Problem statement
Could you copy each line of the listing that holds "text"?

Task inputs
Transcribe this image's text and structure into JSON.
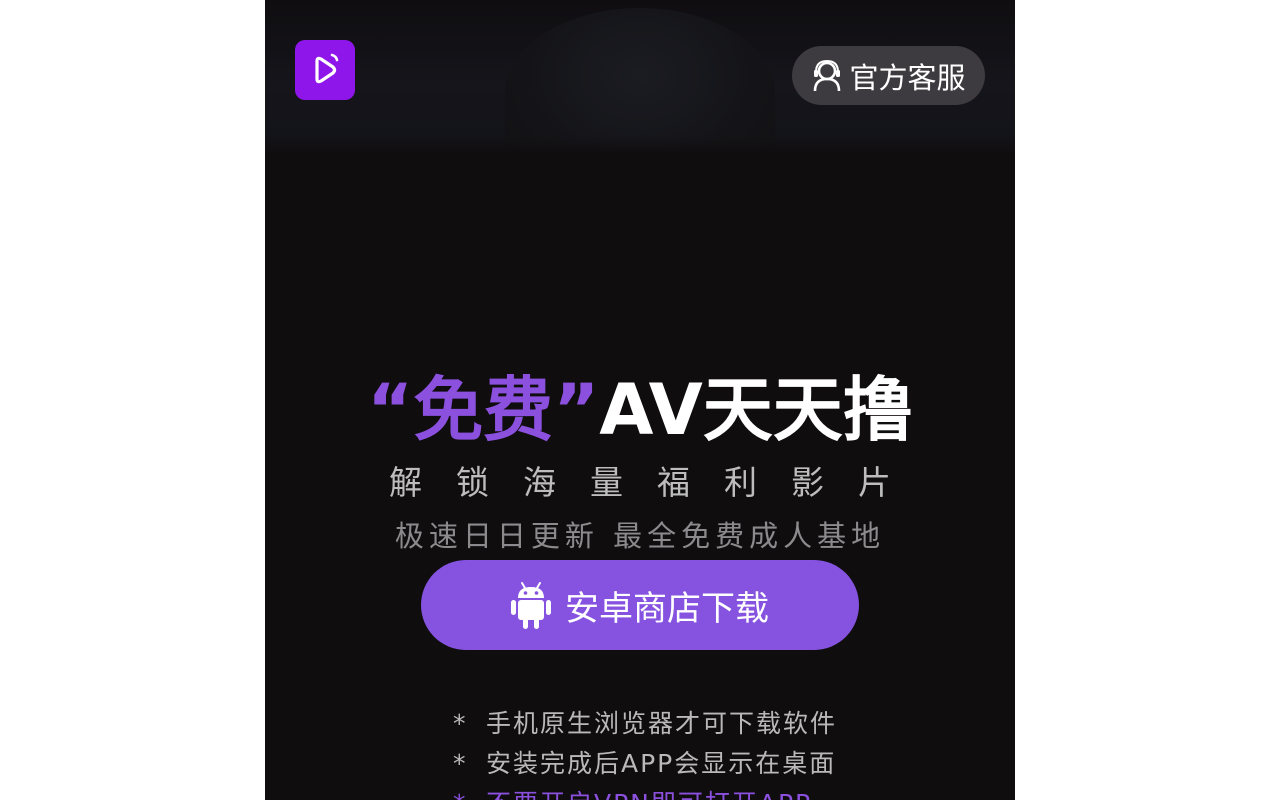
{
  "header": {
    "logo_icon": "play-logo-icon",
    "service_button_label": "官方客服",
    "service_icon": "customer-service-icon"
  },
  "headline": {
    "open_quote": "“",
    "accent": "免费",
    "close_quote": "”",
    "rest": "AV天天撸"
  },
  "subtitle_1": "解锁海量福利影片",
  "subtitle_2": "极速日日更新 最全免费成人基地",
  "download_button": {
    "label": "安卓商店下载",
    "icon": "android-icon"
  },
  "tips": [
    {
      "bullet": "*",
      "text": "手机原生浏览器才可下载软件"
    },
    {
      "bullet": "*",
      "text": "安装完成后APP会显示在桌面"
    },
    {
      "bullet": "*",
      "text": "不要开启VPN即可打开APP"
    }
  ],
  "colors": {
    "brand_purple": "#8e16ea",
    "accent_purple": "#8b50de",
    "button_purple": "#8653e1",
    "background": "#100d0f"
  }
}
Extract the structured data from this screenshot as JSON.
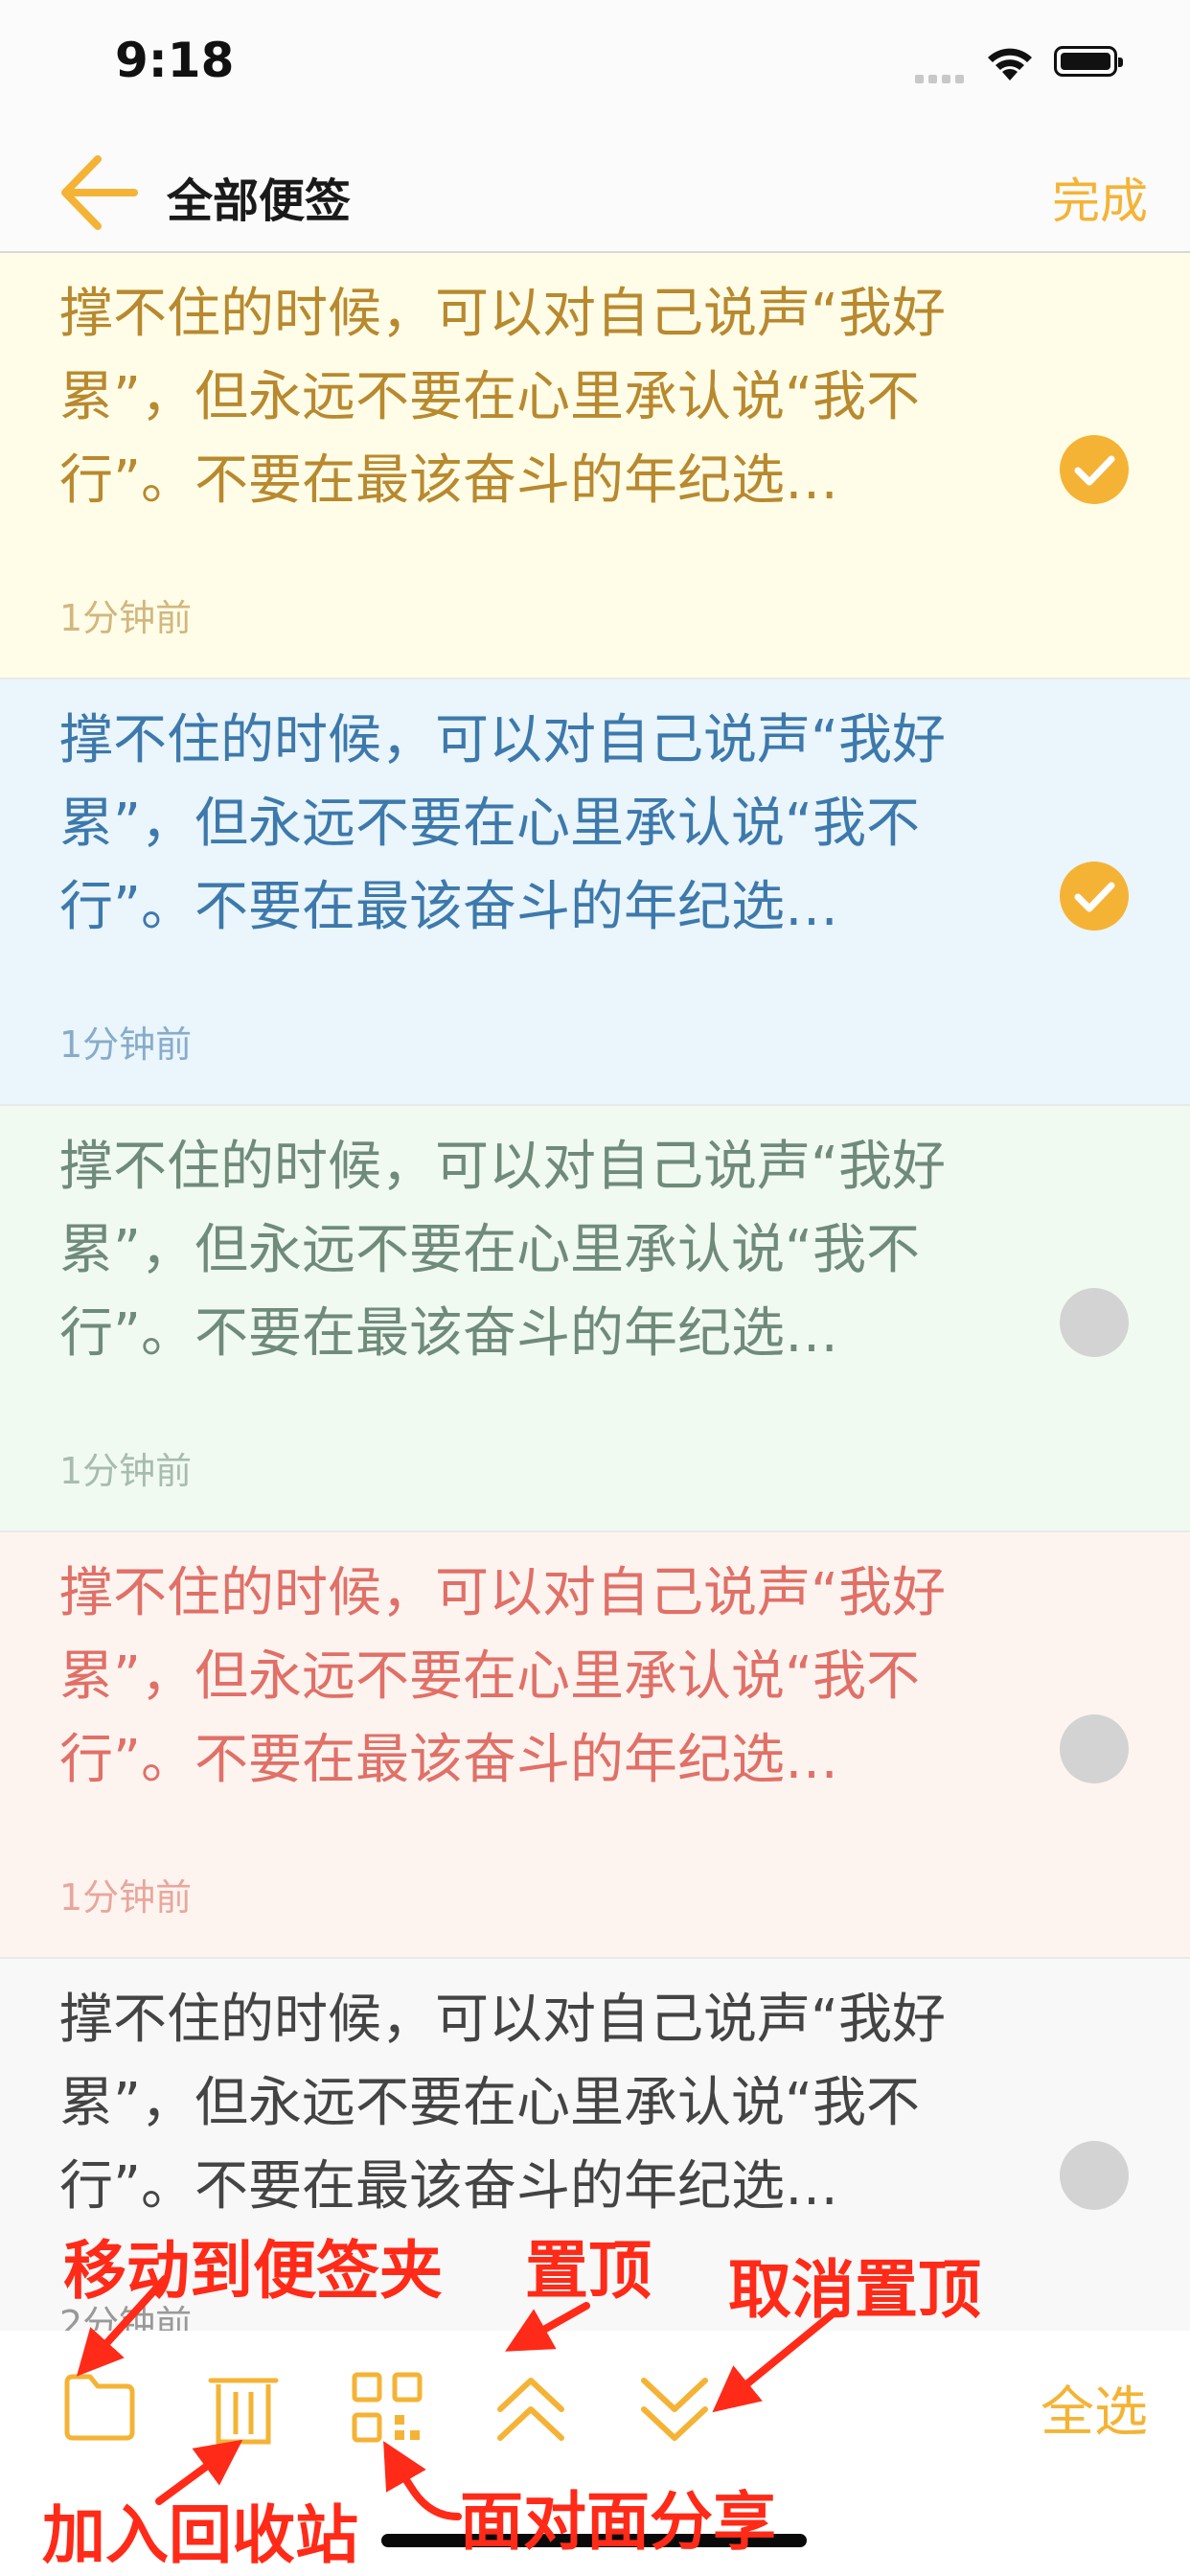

Problem solution
Transcribe this image's text and structure into JSON.
      "text": "手机原生浏览器才可下载软件"
      "text": "安装完成后APP会显示在桌面"
      "text": "不要开启VPN即可打开APP"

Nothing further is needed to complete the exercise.